▸ **Data for review**
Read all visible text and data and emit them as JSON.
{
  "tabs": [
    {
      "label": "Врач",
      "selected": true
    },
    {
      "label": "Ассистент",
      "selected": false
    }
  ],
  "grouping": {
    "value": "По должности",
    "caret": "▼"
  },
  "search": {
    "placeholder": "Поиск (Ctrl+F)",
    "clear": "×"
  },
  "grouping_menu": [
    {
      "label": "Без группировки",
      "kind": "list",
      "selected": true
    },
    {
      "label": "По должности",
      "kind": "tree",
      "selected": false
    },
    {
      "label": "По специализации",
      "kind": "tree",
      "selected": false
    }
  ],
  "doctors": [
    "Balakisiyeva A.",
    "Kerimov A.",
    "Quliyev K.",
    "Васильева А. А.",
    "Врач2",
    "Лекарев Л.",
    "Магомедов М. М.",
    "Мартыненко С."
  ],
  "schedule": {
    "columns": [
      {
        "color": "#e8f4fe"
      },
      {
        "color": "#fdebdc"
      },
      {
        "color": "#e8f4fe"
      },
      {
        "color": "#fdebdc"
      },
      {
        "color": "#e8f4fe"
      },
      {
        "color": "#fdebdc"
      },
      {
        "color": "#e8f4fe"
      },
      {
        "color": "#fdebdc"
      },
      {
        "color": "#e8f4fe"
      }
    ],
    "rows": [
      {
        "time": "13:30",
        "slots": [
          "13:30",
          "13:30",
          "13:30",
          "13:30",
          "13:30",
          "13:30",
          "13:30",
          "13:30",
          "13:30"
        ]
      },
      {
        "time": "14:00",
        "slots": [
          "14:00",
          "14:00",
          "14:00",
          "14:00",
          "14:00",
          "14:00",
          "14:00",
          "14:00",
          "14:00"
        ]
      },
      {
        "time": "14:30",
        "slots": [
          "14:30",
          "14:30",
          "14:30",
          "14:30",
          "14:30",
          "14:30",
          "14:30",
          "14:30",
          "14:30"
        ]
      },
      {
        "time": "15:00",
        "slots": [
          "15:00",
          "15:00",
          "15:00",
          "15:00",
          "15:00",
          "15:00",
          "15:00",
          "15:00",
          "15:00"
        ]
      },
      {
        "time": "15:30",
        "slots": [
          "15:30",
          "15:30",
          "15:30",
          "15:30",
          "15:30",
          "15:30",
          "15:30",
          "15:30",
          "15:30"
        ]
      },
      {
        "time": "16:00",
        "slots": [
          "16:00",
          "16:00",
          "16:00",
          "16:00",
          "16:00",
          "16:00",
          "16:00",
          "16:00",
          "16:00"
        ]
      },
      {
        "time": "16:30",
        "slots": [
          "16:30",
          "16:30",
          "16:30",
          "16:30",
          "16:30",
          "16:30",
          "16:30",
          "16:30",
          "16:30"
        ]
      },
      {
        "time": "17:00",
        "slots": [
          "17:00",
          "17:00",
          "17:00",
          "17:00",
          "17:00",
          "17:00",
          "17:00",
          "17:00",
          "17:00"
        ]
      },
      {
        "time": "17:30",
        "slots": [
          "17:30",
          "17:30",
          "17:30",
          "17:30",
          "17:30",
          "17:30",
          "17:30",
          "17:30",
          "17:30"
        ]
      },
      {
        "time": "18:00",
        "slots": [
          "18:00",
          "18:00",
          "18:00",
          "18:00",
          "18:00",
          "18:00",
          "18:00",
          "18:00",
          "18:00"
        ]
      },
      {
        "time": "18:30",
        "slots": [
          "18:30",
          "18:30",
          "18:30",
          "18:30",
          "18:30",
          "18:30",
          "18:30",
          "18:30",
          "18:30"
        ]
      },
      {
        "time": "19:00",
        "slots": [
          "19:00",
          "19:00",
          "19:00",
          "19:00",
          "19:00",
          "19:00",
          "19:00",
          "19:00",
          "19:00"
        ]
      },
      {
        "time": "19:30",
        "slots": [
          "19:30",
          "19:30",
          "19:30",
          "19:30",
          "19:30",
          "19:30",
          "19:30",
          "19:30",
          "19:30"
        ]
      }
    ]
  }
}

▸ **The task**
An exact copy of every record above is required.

▸ **Task answer**
Read all visible text and data and emit them as JSON.
{
  "tabs": [
    {
      "label": "Врач",
      "selected": true
    },
    {
      "label": "Ассистент",
      "selected": false
    }
  ],
  "grouping": {
    "value": "По должности",
    "caret": "▼"
  },
  "search": {
    "placeholder": "Поиск (Ctrl+F)",
    "clear": "×"
  },
  "grouping_menu": [
    {
      "label": "Без группировки",
      "kind": "list",
      "selected": true
    },
    {
      "label": "По должности",
      "kind": "tree",
      "selected": false
    },
    {
      "label": "По специализации",
      "kind": "tree",
      "selected": false
    }
  ],
  "doctors": [
    "Balakisiyeva A.",
    "Kerimov A.",
    "Quliyev K.",
    "Васильева А. А.",
    "Врач2",
    "Лекарев Л.",
    "Магомедов М. М.",
    "Мартыненко С."
  ],
  "schedule": {
    "columns": [
      {
        "color": "#e8f4fe"
      },
      {
        "color": "#fdebdc"
      },
      {
        "color": "#e8f4fe"
      },
      {
        "color": "#fdebdc"
      },
      {
        "color": "#e8f4fe"
      },
      {
        "color": "#fdebdc"
      },
      {
        "color": "#e8f4fe"
      },
      {
        "color": "#fdebdc"
      },
      {
        "color": "#e8f4fe"
      }
    ],
    "rows": [
      {
        "time": "13:30",
        "slots": [
          "13:30",
          "13:30",
          "13:30",
          "13:30",
          "13:30",
          "13:30",
          "13:30",
          "13:30",
          "13:30"
        ]
      },
      {
        "time": "14:00",
        "slots": [
          "14:00",
          "14:00",
          "14:00",
          "14:00",
          "14:00",
          "14:00",
          "14:00",
          "14:00",
          "14:00"
        ]
      },
      {
        "time": "14:30",
        "slots": [
          "14:30",
          "14:30",
          "14:30",
          "14:30",
          "14:30",
          "14:30",
          "14:30",
          "14:30",
          "14:30"
        ]
      },
      {
        "time": "15:00",
        "slots": [
          "15:00",
          "15:00",
          "15:00",
          "15:00",
          "15:00",
          "15:00",
          "15:00",
          "15:00",
          "15:00"
        ]
      },
      {
        "time": "15:30",
        "slots": [
          "15:30",
          "15:30",
          "15:30",
          "15:30",
          "15:30",
          "15:30",
          "15:30",
          "15:30",
          "15:30"
        ]
      },
      {
        "time": "16:00",
        "slots": [
          "16:00",
          "16:00",
          "16:00",
          "16:00",
          "16:00",
          "16:00",
          "16:00",
          "16:00",
          "16:00"
        ]
      },
      {
        "time": "16:30",
        "slots": [
          "16:30",
          "16:30",
          "16:30",
          "16:30",
          "16:30",
          "16:30",
          "16:30",
          "16:30",
          "16:30"
        ]
      },
      {
        "time": "17:00",
        "slots": [
          "17:00",
          "17:00",
          "17:00",
          "17:00",
          "17:00",
          "17:00",
          "17:00",
          "17:00",
          "17:00"
        ]
      },
      {
        "time": "17:30",
        "slots": [
          "17:30",
          "17:30",
          "17:30",
          "17:30",
          "17:30",
          "17:30",
          "17:30",
          "17:30",
          "17:30"
        ]
      },
      {
        "time": "18:00",
        "slots": [
          "18:00",
          "18:00",
          "18:00",
          "18:00",
          "18:00",
          "18:00",
          "18:00",
          "18:00",
          "18:00"
        ]
      },
      {
        "time": "18:30",
        "slots": [
          "18:30",
          "18:30",
          "18:30",
          "18:30",
          "18:30",
          "18:30",
          "18:30",
          "18:30",
          "18:30"
        ]
      },
      {
        "time": "19:00",
        "slots": [
          "19:00",
          "19:00",
          "19:00",
          "19:00",
          "19:00",
          "19:00",
          "19:00",
          "19:00",
          "19:00"
        ]
      },
      {
        "time": "19:30",
        "slots": [
          "19:30",
          "19:30",
          "19:30",
          "19:30",
          "19:30",
          "19:30",
          "19:30",
          "19:30",
          "19:30"
        ]
      }
    ]
  }
}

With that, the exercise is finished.